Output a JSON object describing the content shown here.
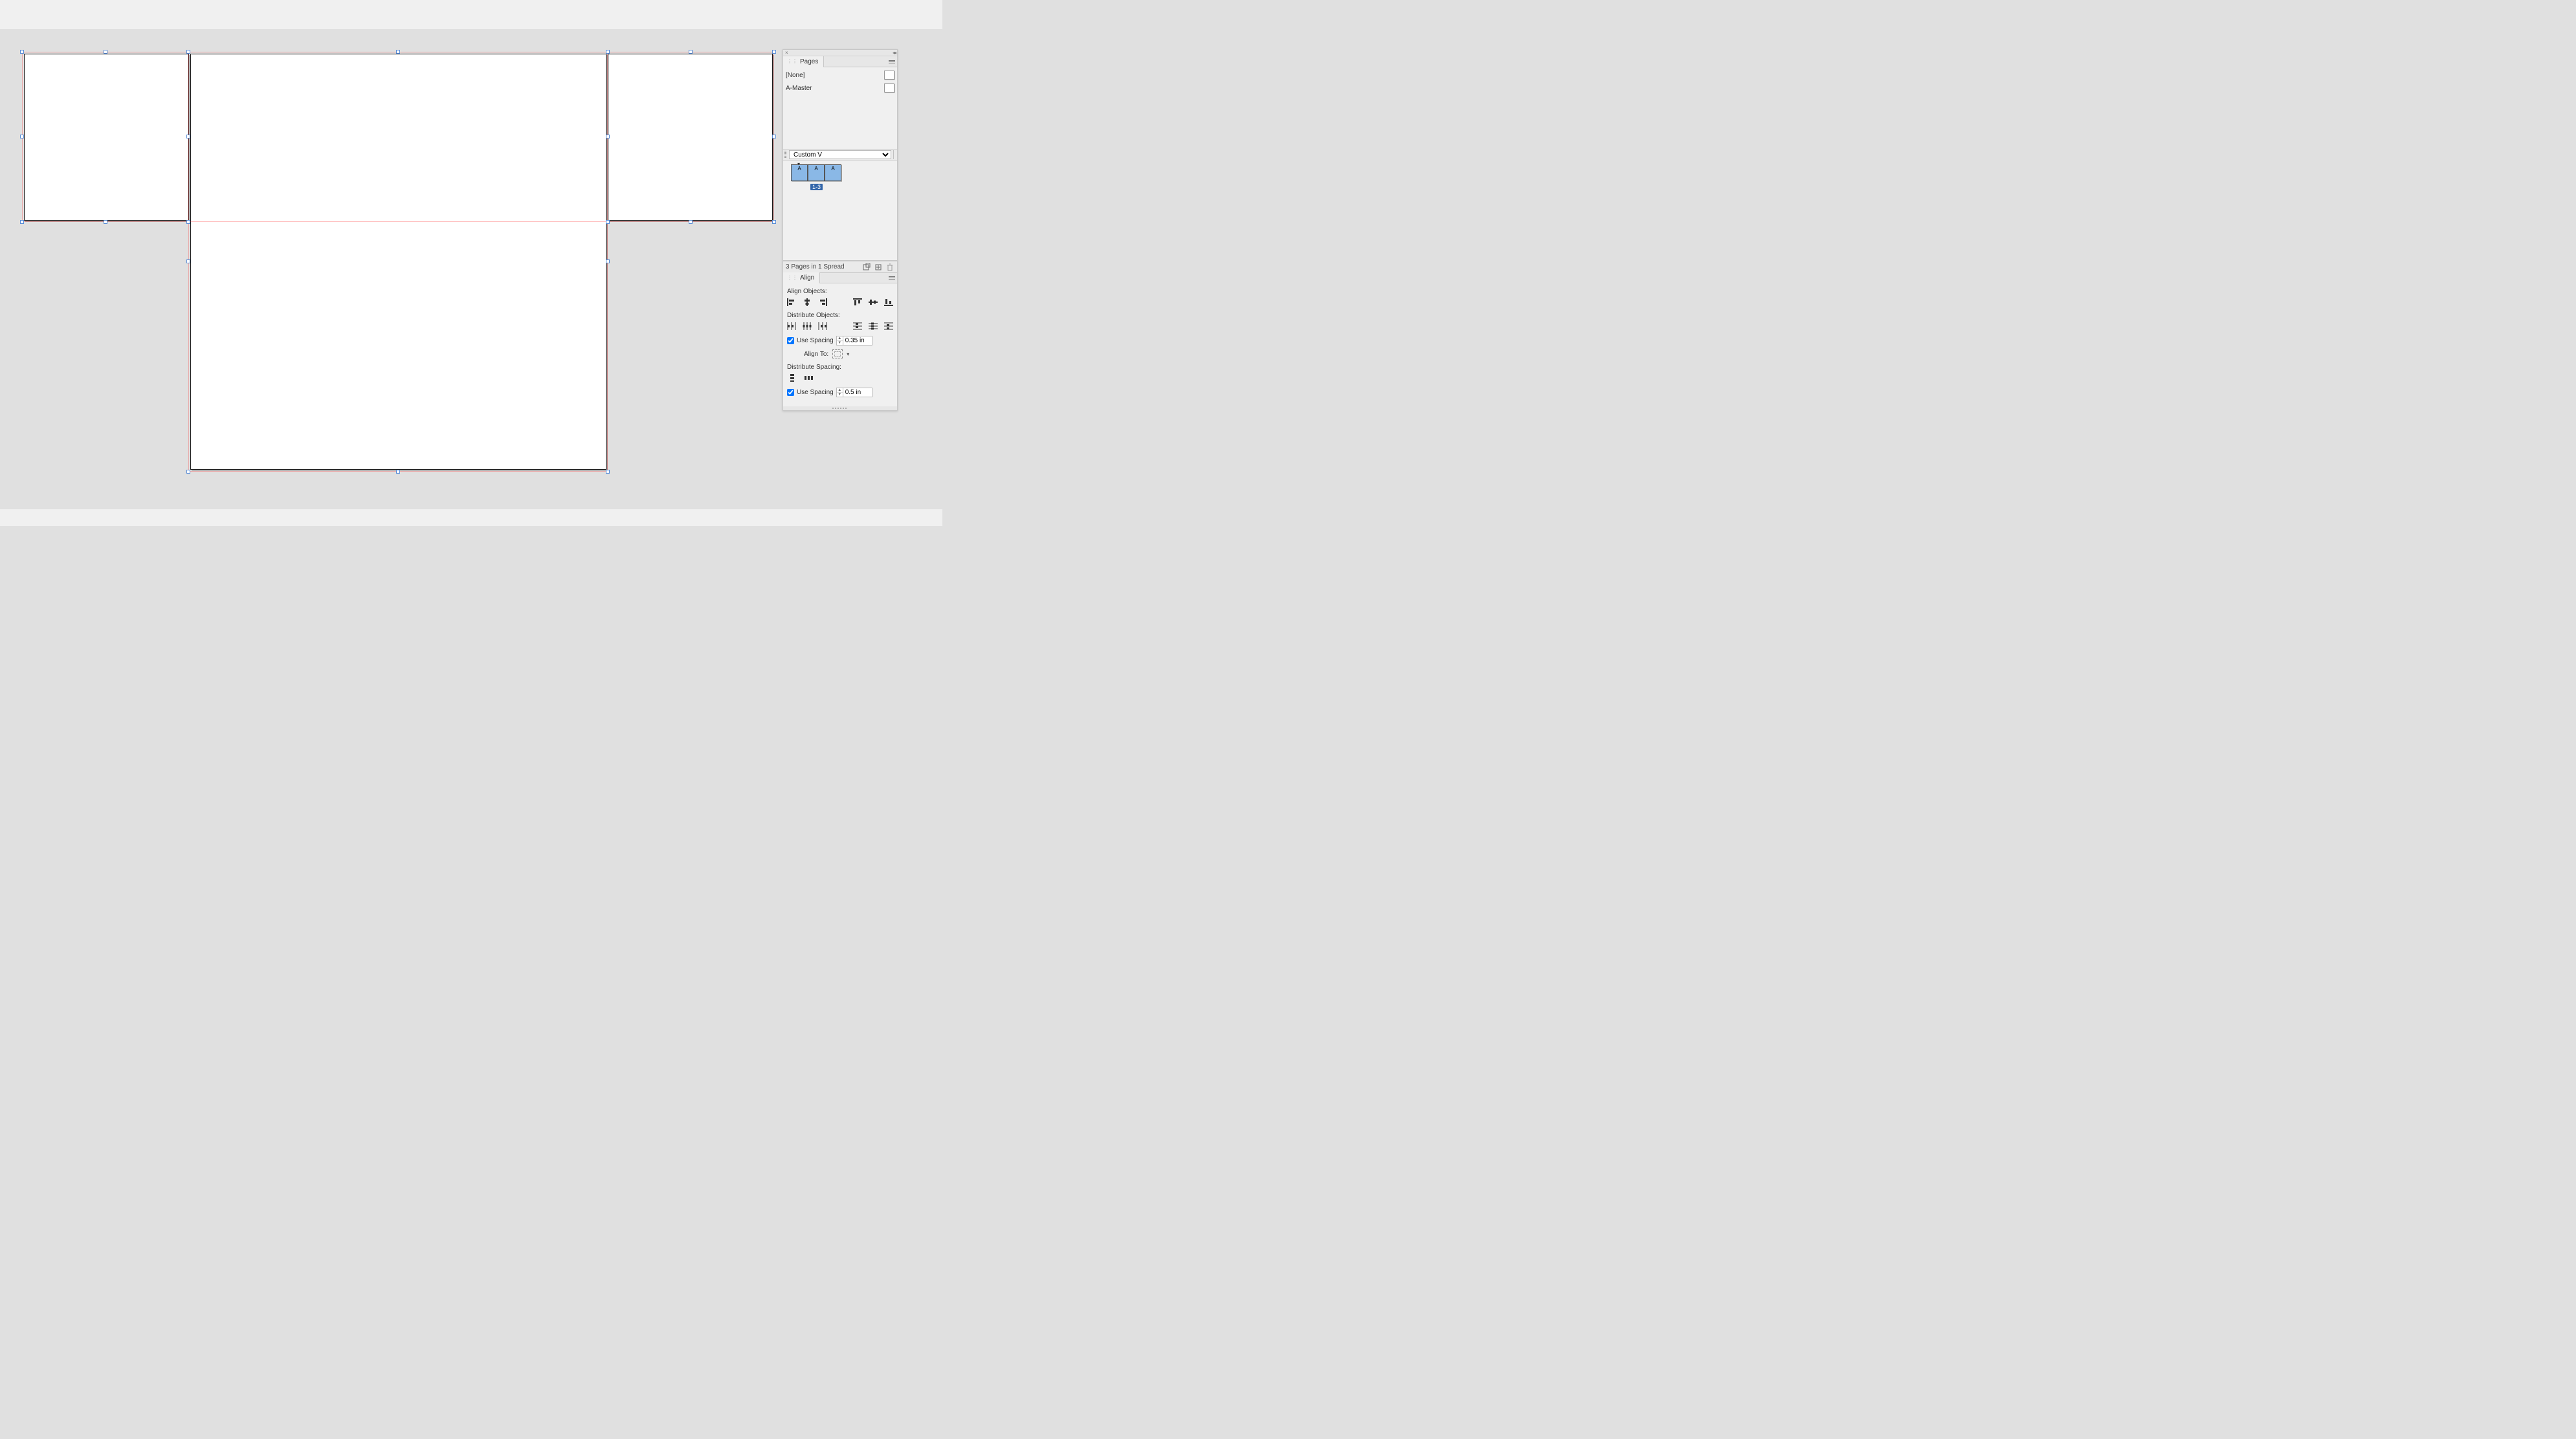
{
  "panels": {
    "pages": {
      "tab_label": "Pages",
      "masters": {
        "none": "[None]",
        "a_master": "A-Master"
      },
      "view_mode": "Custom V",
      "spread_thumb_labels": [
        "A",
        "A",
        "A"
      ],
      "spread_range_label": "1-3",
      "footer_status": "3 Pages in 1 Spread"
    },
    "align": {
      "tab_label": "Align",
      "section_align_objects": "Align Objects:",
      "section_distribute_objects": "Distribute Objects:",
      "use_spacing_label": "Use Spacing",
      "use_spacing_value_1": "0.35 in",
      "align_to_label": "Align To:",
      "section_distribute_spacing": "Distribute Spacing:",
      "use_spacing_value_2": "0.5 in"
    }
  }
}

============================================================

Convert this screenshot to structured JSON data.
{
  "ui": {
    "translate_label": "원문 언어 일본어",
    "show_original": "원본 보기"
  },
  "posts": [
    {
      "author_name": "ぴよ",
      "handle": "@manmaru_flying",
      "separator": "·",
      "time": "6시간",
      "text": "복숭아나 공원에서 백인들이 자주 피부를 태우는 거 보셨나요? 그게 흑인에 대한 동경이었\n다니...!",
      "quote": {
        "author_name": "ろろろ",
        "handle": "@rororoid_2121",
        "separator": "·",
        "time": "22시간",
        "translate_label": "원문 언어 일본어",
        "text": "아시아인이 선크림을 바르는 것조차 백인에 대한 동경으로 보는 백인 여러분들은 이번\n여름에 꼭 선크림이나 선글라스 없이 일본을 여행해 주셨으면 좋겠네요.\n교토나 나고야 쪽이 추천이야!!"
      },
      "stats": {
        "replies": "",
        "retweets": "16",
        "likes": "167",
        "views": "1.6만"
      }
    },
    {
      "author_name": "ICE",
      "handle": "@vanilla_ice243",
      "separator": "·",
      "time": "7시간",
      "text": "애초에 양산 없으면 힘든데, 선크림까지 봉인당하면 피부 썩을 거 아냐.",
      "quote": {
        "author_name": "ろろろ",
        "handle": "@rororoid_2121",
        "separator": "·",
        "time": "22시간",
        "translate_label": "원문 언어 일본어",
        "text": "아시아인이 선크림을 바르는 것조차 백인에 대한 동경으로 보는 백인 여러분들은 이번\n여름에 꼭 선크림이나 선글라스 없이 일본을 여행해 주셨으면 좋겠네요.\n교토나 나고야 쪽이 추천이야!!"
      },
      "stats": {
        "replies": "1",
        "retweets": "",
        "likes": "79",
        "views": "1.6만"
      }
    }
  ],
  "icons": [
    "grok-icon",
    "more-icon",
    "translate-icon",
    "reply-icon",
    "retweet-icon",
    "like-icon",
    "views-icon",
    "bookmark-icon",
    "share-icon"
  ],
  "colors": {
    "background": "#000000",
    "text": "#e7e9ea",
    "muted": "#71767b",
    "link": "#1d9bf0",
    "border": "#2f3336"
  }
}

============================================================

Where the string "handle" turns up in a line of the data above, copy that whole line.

      "handle": "@manmaru_flying",
        "handle": "@rororoid_2121",
      "handle": "@vanilla_ice243",
        "handle": "@rororoid_2121",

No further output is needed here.